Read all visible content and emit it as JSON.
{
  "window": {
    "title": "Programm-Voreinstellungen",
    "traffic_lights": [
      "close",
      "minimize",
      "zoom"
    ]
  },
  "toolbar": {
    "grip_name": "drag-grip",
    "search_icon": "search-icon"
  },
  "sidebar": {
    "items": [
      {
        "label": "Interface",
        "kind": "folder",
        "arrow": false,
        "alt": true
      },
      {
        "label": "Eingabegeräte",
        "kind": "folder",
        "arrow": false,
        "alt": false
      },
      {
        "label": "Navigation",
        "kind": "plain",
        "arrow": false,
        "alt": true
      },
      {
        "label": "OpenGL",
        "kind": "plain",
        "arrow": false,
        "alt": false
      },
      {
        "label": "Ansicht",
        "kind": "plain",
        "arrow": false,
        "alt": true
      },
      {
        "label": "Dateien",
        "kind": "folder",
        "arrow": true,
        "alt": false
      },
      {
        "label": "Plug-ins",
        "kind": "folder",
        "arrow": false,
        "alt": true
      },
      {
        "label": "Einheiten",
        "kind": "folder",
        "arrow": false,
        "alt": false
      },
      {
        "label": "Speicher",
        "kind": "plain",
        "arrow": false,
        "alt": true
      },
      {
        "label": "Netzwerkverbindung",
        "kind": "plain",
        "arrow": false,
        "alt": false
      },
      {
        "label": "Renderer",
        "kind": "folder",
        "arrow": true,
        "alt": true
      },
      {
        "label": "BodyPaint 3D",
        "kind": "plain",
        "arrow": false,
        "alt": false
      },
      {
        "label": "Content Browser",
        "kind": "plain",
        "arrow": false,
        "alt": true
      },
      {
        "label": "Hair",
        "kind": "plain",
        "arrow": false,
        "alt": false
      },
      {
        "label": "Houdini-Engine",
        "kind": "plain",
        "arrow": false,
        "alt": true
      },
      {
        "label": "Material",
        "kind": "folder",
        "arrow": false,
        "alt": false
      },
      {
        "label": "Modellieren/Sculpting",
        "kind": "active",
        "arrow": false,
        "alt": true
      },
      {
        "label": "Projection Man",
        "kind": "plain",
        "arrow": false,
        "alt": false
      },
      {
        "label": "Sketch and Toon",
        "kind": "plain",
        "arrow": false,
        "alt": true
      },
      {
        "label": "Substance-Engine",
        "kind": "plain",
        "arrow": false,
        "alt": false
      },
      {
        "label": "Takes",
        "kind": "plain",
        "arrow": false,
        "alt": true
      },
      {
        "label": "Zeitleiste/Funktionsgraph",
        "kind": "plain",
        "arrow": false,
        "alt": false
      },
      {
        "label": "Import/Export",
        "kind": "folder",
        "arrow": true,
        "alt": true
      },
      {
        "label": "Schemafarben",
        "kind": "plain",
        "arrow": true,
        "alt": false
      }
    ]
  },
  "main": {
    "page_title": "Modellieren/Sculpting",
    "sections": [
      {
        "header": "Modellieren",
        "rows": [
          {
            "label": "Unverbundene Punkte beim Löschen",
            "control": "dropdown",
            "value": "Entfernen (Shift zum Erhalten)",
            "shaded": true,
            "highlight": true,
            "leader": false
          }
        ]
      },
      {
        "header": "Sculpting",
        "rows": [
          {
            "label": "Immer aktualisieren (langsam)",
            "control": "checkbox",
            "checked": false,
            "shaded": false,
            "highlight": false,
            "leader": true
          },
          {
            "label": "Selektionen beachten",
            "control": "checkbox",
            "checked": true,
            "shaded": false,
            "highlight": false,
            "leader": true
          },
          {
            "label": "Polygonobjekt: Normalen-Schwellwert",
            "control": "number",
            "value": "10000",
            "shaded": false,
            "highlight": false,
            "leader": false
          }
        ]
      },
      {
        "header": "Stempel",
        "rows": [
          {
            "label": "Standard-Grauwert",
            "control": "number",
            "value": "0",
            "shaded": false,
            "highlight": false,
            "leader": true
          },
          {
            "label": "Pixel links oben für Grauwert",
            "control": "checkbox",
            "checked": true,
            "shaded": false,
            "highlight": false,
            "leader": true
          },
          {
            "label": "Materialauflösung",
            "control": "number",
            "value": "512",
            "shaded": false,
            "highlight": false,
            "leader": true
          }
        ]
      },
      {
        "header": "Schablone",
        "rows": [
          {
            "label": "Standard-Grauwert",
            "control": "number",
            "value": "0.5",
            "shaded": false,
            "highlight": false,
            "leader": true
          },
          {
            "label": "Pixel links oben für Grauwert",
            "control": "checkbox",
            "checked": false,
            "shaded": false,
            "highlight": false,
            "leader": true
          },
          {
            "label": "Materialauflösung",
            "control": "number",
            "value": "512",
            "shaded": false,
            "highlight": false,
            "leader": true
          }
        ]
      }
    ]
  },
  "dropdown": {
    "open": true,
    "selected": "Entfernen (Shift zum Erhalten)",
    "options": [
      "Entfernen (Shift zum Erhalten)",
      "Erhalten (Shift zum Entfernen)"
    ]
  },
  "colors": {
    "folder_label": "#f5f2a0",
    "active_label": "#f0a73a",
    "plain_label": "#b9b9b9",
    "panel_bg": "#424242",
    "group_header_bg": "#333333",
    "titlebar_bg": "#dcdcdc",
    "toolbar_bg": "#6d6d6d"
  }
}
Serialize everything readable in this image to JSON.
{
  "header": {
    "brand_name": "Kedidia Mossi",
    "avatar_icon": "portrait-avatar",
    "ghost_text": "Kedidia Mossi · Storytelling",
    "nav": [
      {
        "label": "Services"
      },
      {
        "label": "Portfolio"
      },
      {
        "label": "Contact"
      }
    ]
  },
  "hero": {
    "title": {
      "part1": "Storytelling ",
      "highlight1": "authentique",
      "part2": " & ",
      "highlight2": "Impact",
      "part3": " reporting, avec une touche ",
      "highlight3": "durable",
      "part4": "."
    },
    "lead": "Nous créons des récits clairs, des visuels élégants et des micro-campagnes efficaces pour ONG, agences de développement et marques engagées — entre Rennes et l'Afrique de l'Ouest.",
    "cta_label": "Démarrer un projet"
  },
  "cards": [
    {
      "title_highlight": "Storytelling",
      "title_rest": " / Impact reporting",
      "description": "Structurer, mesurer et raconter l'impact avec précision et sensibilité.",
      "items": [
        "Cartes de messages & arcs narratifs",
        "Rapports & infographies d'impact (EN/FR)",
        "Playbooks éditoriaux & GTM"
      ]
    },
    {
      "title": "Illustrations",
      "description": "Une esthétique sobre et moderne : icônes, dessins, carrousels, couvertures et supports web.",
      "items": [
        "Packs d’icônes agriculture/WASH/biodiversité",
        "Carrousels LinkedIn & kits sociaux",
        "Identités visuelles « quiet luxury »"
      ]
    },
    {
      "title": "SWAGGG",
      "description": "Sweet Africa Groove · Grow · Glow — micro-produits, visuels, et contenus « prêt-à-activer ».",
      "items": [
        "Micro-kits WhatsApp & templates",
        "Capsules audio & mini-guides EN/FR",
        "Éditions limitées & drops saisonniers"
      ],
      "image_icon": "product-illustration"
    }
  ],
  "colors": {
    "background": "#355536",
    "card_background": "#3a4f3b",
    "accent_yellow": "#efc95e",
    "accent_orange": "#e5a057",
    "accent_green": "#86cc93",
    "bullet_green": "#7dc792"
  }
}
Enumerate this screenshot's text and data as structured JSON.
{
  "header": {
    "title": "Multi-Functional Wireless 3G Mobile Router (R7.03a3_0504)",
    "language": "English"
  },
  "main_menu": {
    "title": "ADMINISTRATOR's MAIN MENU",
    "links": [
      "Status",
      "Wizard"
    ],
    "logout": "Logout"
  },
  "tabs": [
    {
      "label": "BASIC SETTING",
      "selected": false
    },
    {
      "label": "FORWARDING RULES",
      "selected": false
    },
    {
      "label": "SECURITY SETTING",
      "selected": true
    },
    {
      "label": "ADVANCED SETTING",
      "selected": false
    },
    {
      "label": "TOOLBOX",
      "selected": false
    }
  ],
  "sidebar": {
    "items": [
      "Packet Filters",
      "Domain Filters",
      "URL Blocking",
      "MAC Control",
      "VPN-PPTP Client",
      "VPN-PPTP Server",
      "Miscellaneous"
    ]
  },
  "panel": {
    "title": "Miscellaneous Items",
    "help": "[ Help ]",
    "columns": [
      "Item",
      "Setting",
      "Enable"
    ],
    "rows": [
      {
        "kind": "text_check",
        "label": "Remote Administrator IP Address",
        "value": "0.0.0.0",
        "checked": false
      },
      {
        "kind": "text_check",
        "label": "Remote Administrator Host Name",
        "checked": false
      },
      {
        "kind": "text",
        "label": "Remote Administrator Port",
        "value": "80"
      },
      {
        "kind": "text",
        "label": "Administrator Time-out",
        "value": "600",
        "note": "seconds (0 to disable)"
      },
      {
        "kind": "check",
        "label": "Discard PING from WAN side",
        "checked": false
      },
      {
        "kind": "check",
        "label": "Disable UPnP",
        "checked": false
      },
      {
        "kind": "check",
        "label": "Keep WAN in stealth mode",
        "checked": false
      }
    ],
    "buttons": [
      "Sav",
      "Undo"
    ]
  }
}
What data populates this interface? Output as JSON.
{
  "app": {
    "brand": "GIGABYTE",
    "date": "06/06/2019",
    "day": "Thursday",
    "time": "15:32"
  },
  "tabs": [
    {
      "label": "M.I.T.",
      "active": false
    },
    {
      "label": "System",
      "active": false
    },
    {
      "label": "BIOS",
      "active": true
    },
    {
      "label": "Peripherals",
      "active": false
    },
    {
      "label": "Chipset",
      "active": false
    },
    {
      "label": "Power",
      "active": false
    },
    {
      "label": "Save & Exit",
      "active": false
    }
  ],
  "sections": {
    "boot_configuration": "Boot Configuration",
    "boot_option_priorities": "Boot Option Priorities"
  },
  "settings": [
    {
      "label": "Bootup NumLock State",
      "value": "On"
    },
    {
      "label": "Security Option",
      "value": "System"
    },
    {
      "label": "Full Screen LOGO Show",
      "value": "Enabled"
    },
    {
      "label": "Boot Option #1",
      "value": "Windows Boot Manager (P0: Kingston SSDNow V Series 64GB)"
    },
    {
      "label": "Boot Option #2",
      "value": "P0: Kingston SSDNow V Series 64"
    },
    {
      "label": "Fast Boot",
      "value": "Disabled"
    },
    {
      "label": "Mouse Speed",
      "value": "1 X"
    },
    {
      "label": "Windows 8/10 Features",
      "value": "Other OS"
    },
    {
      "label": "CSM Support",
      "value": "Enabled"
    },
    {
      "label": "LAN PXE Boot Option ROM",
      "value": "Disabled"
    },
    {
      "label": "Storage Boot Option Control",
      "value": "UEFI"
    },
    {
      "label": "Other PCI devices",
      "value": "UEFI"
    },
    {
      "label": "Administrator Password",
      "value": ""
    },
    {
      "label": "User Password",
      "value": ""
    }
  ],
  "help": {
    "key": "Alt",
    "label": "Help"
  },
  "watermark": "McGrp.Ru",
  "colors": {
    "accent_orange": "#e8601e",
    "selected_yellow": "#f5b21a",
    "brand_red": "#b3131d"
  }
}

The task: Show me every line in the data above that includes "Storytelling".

Problem solution:
    "ghost_text": "Kedidia Mossi · Storytelling",
      "part1": "Storytelling ",
      "title_highlight": "Storytelling",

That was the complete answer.